### Your task
Within the listing below, show every line that contains the word "hours".

[Start of section]

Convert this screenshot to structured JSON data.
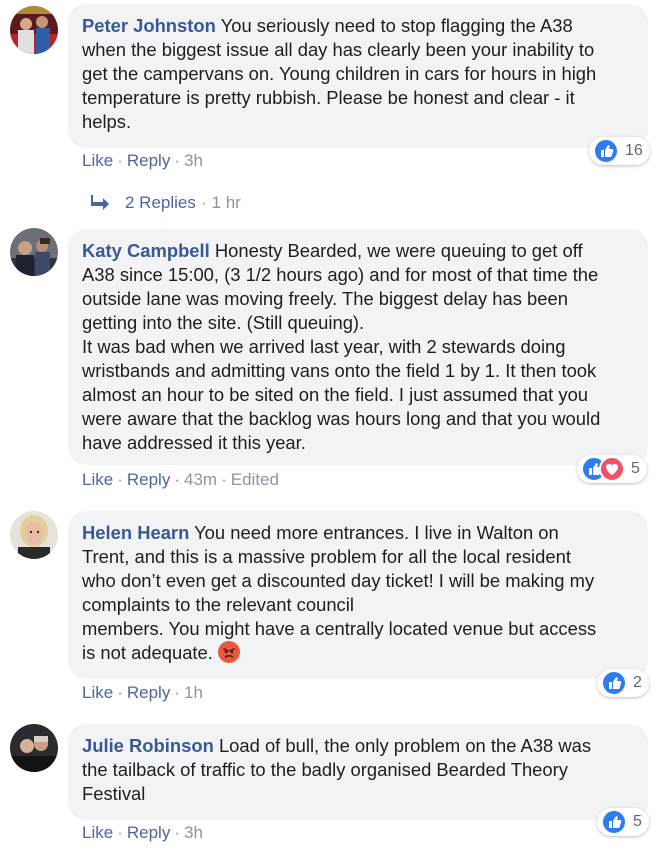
{
  "comments": [
    {
      "author": "Peter Johnston",
      "lines": [
        "You seriously need to stop flagging the A38",
        "when the biggest issue all day has clearly been your inability to",
        "get the campervans on. Young children in cars for hours in high",
        "temperature is pretty rubbish. Please be honest and clear - it",
        "helps."
      ],
      "actions": {
        "like": "Like",
        "reply": "Reply",
        "time": "3h"
      },
      "reaction_count": "16",
      "reaction_icons": [
        "like-icon"
      ],
      "replies": {
        "label": "2 Replies",
        "time": "1 hr"
      }
    },
    {
      "author": "Katy Campbell",
      "lines": [
        "Honesty Bearded, we were queuing to get off",
        "A38 since 15:00, (3 1/2 hours ago) and for most of that time the",
        "outside lane was moving freely. The biggest delay has been",
        "getting into the site. (Still queuing).",
        "It was bad when we arrived last year, with 2 stewards doing",
        "wristbands and admitting vans onto the field 1 by 1. It then took",
        "almost an hour to be sited on the field. I just assumed that you",
        "were aware that the backlog was hours long and that you would",
        "have addressed it this year."
      ],
      "actions": {
        "like": "Like",
        "reply": "Reply",
        "time": "43m",
        "edited": "Edited"
      },
      "reaction_count": "5",
      "reaction_icons": [
        "like-icon",
        "love-icon"
      ]
    },
    {
      "author": "Helen Hearn",
      "lines": [
        "You need more entrances. I live in Walton on",
        "Trent, and this is a massive problem for all the local resident",
        "who don’t even get a discounted day ticket! I will be making my",
        "complaints to the relevant council",
        "members. You might have a centrally located venue but access",
        "is not adequate."
      ],
      "actions": {
        "like": "Like",
        "reply": "Reply",
        "time": "1h"
      },
      "reaction_count": "2",
      "reaction_icons": [
        "like-icon"
      ],
      "emoji": "angry-face-icon"
    },
    {
      "author": "Julie Robinson",
      "lines": [
        "Load of bull, the only problem on the A38 was",
        "the tailback of traffic to the badly organised Bearded Theory",
        "Festival"
      ],
      "actions": {
        "like": "Like",
        "reply": "Reply",
        "time": "3h"
      },
      "reaction_count": "5",
      "reaction_icons": [
        "like-icon"
      ]
    }
  ],
  "separator": "·",
  "colors": {
    "name": "#385898",
    "link": "#4b67a1",
    "bubble": "#f2f3f5",
    "like": "#2d7cf3",
    "love": "#f25268"
  }
}
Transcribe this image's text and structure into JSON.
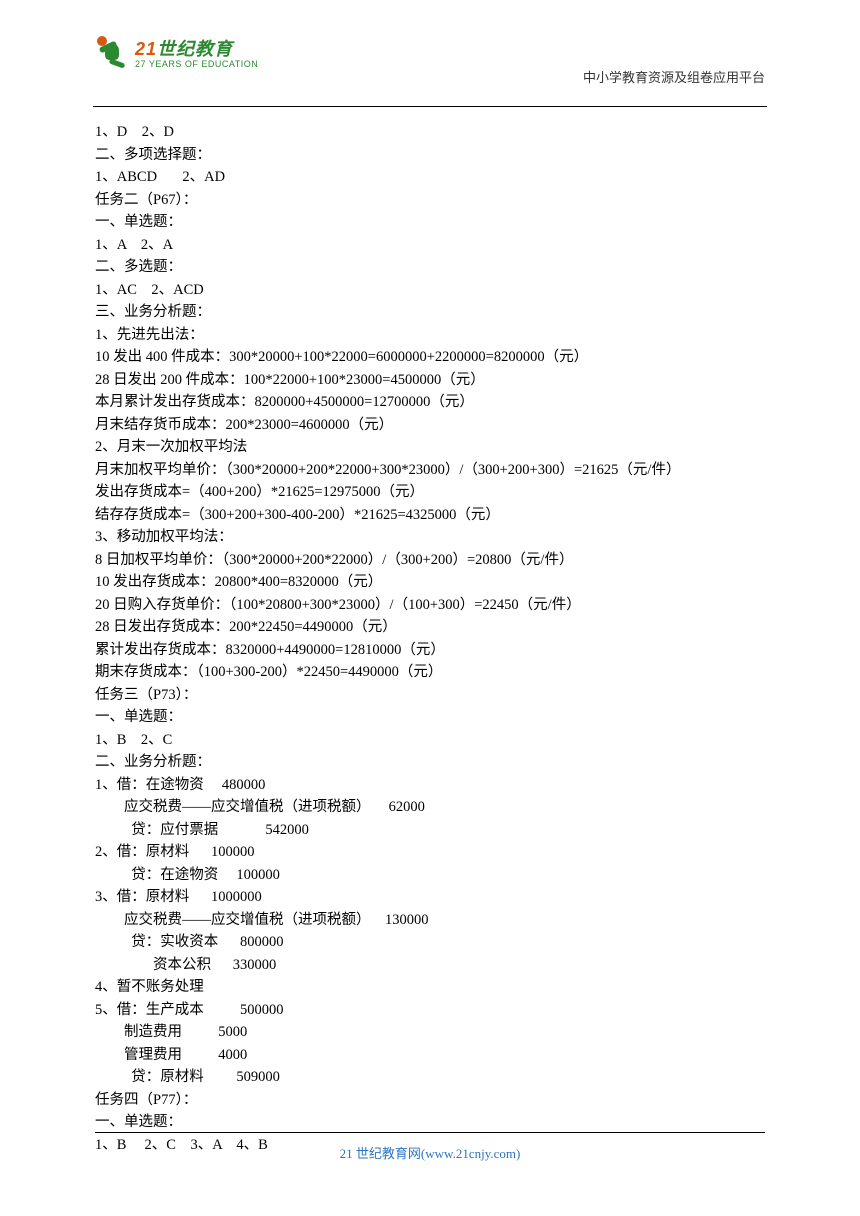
{
  "header": {
    "brand_num": "21",
    "brand_cn": "世纪教育",
    "brand_sub": "27 YEARS OF EDUCATION",
    "right_text": "中小学教育资源及组卷应用平台"
  },
  "lines": [
    "1、D    2、D",
    "二、多项选择题：",
    "1、ABCD       2、AD",
    "任务二（P67）：",
    "一、单选题：",
    "1、A    2、A",
    "二、多选题：",
    "1、AC    2、ACD",
    "三、业务分析题：",
    "1、先进先出法：",
    "10 发出 400 件成本：300*20000+100*22000=6000000+2200000=8200000（元）",
    "28 日发出 200 件成本：100*22000+100*23000=4500000（元）",
    "本月累计发出存货成本：8200000+4500000=12700000（元）",
    "月末结存货币成本：200*23000=4600000（元）",
    "2、月末一次加权平均法",
    "月末加权平均单价：（300*20000+200*22000+300*23000）/（300+200+300）=21625（元/件）",
    "发出存货成本=（400+200）*21625=12975000（元）",
    "结存存货成本=（300+200+300-400-200）*21625=4325000（元）",
    "3、移动加权平均法：",
    "8 日加权平均单价：（300*20000+200*22000）/（300+200）=20800（元/件）",
    "10 发出存货成本：20800*400=8320000（元）",
    "20 日购入存货单价：（100*20800+300*23000）/（100+300）=22450（元/件）",
    "28 日发出存货成本：200*22450=4490000（元）",
    "累计发出存货成本：8320000+4490000=12810000（元）",
    "期末存货成本：（100+300-200）*22450=4490000（元）",
    "任务三（P73）：",
    "一、单选题：",
    "1、B    2、C",
    "二、业务分析题：",
    "1、借：在途物资     480000",
    "        应交税费——应交增值税（进项税额）     62000",
    "          贷：应付票据             542000",
    "2、借：原材料      100000",
    "          贷：在途物资     100000",
    "3、借：原材料      1000000",
    "        应交税费——应交增值税（进项税额）    130000",
    "          贷：实收资本      800000",
    "                资本公积      330000",
    "4、暂不账务处理",
    "5、借：生产成本          500000",
    "        制造费用          5000",
    "        管理费用          4000",
    "          贷：原材料         509000",
    "任务四（P77）：",
    "一、单选题：",
    "1、B     2、C    3、A    4、B"
  ],
  "footer": {
    "text": "21 世纪教育网(www.21cnjy.com)"
  }
}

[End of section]

### Answer below
        "get the campervans on. Young children in cars for hours in high",
        "A38 since 15:00, (3 1/2 hours ago) and for most of that time the",
        "were aware that the backlog was hours long and that you would",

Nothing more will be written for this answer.